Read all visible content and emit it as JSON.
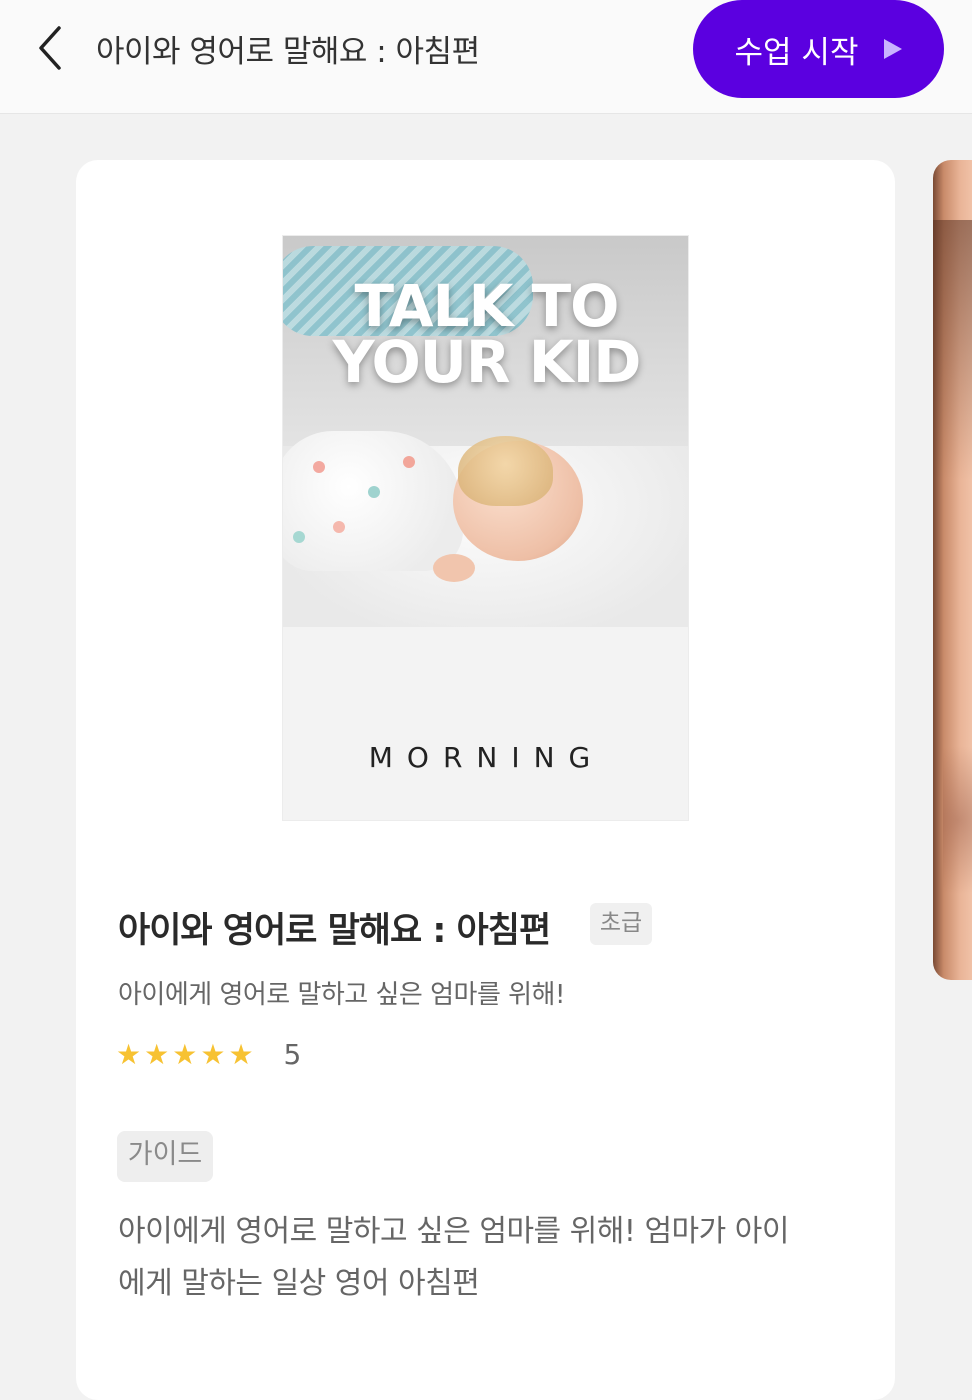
{
  "header": {
    "title": "아이와 영어로 말해요 : 아침편",
    "start_button_label": "수업 시작"
  },
  "course": {
    "cover_title_line1": "TALK TO",
    "cover_title_line2": "YOUR KID",
    "cover_subtitle": "MORNING",
    "title": "아이와 영어로 말해요 : 아침편",
    "level": "초급",
    "subtitle": "아이에게 영어로 말하고 싶은 엄마를 위해!",
    "rating": 5,
    "rating_label": "5",
    "guide_label": "가이드",
    "description": "아이에게 영어로 말하고 싶은 엄마를 위해! 엄마가 아이에게 말하는 일상 영어 아침편"
  },
  "colors": {
    "accent": "#5b00e0",
    "star": "#f7c232"
  }
}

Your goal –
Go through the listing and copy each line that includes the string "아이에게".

Problem solution –
    "subtitle": "아이에게 영어로 말하고 싶은 엄마를 위해!",
    "description": "아이에게 영어로 말하고 싶은 엄마를 위해! 엄마가 아이에게 말하는 일상 영어 아침편"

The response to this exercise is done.